As a brief recap, the problem is this: In a standard programming language, expressions that are parameters to functions are evaluated before being passed to the function, regardless of whether they are ultimately needed within the function.
I was hoping to get around this by passing in a reference to the expression, and only evaluate it if necessary. However, in my sample function I used one of my parameters three times, and the C# compiler ended up evaluating the expression three times.
This makes perfect sense in the standard programming world, because the function might not return the same value each time.
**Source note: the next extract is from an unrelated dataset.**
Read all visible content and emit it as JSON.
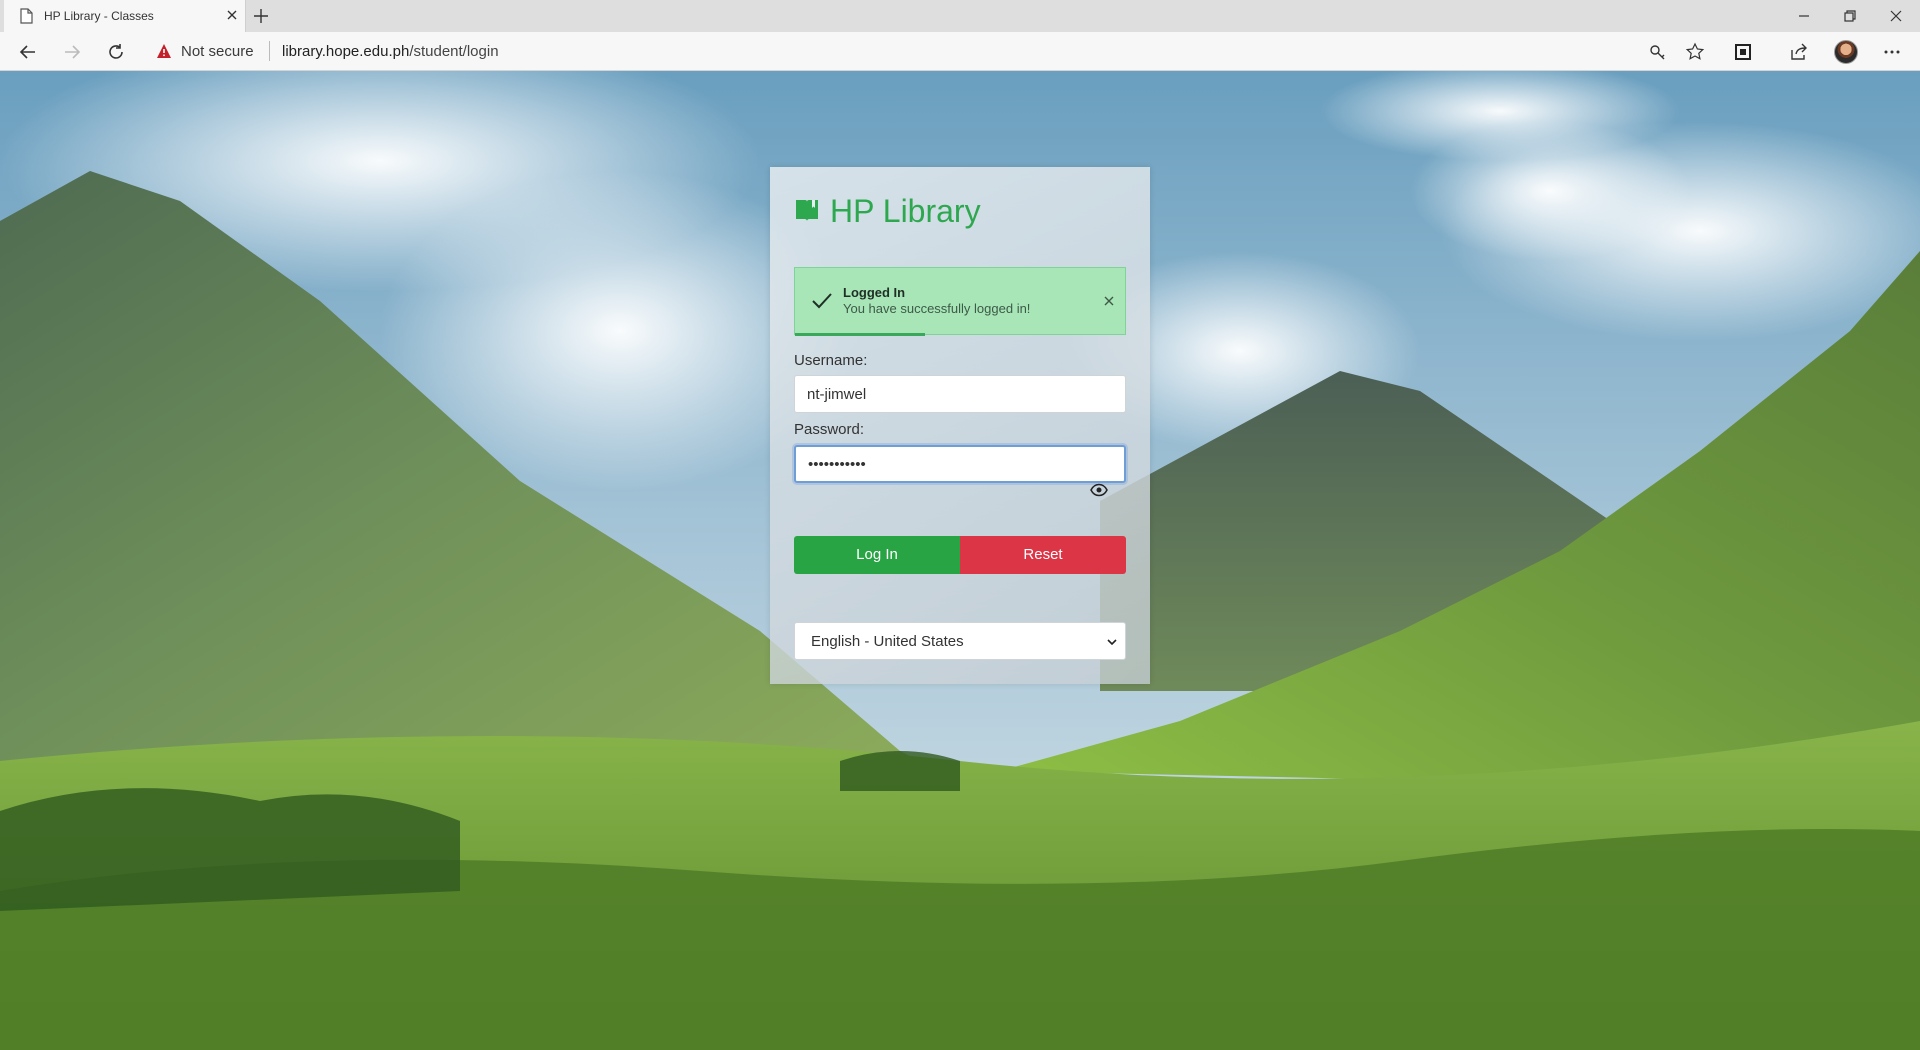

However, if the function is pure, the expression only needs to be evaluated once.
In the end, I hope I can implement three layers of laziness: 1) Within a function, let each expression be evaluated only if it is needed; 2) If an expression is evaluated, let is only be evaluated once, and let its value be stored in a local variable if it is needed more than once; 3) Let a thunk remember its last evaluated value, and return it directly rather than reevaluating.
Having said that, here is a rough sketch of what the CIL for the AddAndMultiply function should have looked like. (I'm not 100% certain how to calculate the maxstack value yet...working on that).
.locals init (
// Get the value of x
IL_0001: callvirt instance !0 class ToylModel20130322.ISignature`1<int32>::Value()
// Store x in a local variable
// If x >= 0 then goto IL_0019
IL_0009: bge IL_0019
// Throw exception
IL_000e: ldstr "x must not be less than zero"
IL_0013: newobj instance void class [mscorlib]System.Exception::'.ctor'(string)
// Get the value of y
IL_001a: callvirt instance !0 class ToylModel20130322.ISignature`1<int32>::Value()
// y is still on the stack, push x back on and add the two together
// Push x on the stack again and multiply
// Return the result
Fig. 12.1: Ideal CIL code
One geeky observation that not many people would make: The syntax of assembly language is very much like the syntax of Altaic languages--the verb always comes last.